  • For unification to succeed, residents need to know what they’ll lose

    Back in the early 1990s, when I was a reporter for The Courier-Journal, I remember seeing a book by late University of Kentucky professor William Lyons called “The Politics of City-County Merger: The Lexington-Fayette Experience.” It was on the desk of then-Mayor David Adkisson of Owensboro. 

    At the time, Owensboro was in a campaign to merge with Daviess County; I was reporting on that effort.

  • Keep up the recycling effort, Hardin Countians

    On behalf of the League of Women Voters of Hardin County, we want to publicly acknowledge and applaud the recycling efforts of Hardin County residents.

    Over 90 years, the League of Women Voters of the United States has promoted many environmental issues, including clean air and water as well as recycling.

  • Heartland Festival deserves devotion needed to succeed

    Bardstown has its Kentucky Bourbon Festival and Paducah has its National Quilt Show. Pikeville has its Hillbilly Days and Owensboro has its International Bar-B-Q Festival. London has its World Chicken Festival and Elizabethtown has its … well, we’re not sure what we’ll have.

    Unfortunately, there is a looming question mark of uncertainty surrounding the future of the Heartland Festival. That’s a shame.

  • HCS wise to pass on food program

    Hardin County Schools has decided to say no to the Community Eligibility Option, part of President Obama’s Healthy, Hunger-Free Kids Act. The federal government program set into motion in December 2010 would have provided a free lunch to all students at qualifying schools in the district.

  • HCU consultant explains unification review process

    Hardin County’s citizens have a unique opportunity.
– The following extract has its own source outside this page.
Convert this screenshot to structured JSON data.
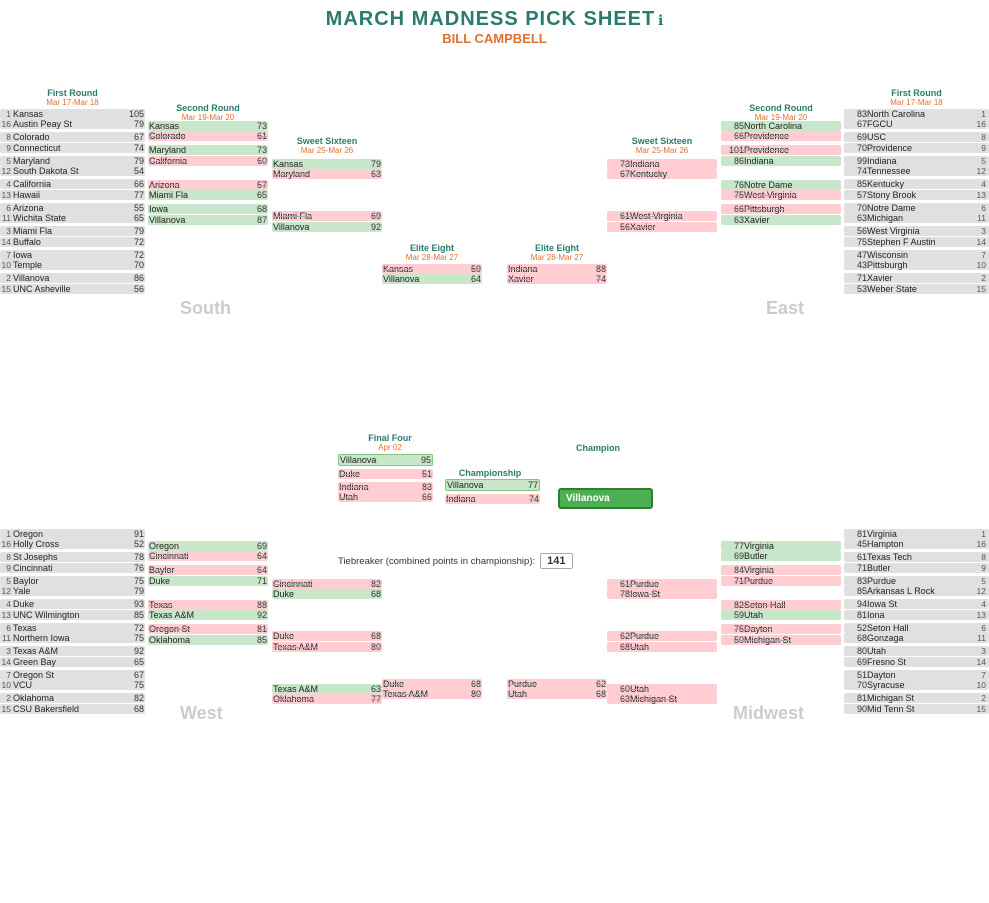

Hardin County has the opportunity to unify its existing good local government and become one of the largest and most progressive communities in Kentucky.

    However, before the citizens will be able to consider and vote on whether or not the community should unify, a specific plan first must be developed. Under Kentucky law, this plan only can be developed by what is called the unification review commission.

    Let’s be clear: Only the voters of Hardin County can consider and approve unified government.

  • Today's fictional rewrite of history doesn't erase nature of regret

    Someone, somewhere is reading this today with a desire to rewrite their personal history.

    It's usually influenced by regret: A failure, a lost opportunity, a path not taken.

    Choices have consequences. For each time that we answer opportunity's knock, other doors slam shut.

    Even the wisest moves result in sacrifice. For example, a decision to study law is a worthwhile pursuit, but somewhere today there's a lawyer wondering what life would be like if an interest in architecture had been pursued instead.

  • Recycling trailers become focus of community tensions

    ISSUE: Recycling trailer for Radcliff
    OUR VIEW: Confront root issue, not symptom

    Recycling trailers established by Hardin County government provide an option for residents interested in being green.

    After more than four years of quietly serving as drop points for cardboard, newspapers, aluminum cans and some types of plastic bottles, the trailers have become a point of political debate.

  • Local postmaster appeals for Congressional action

    “Neither snow, nor rain, nor heat, nor gloom of night ... will stay us from the swift completion of our appointed rounds.”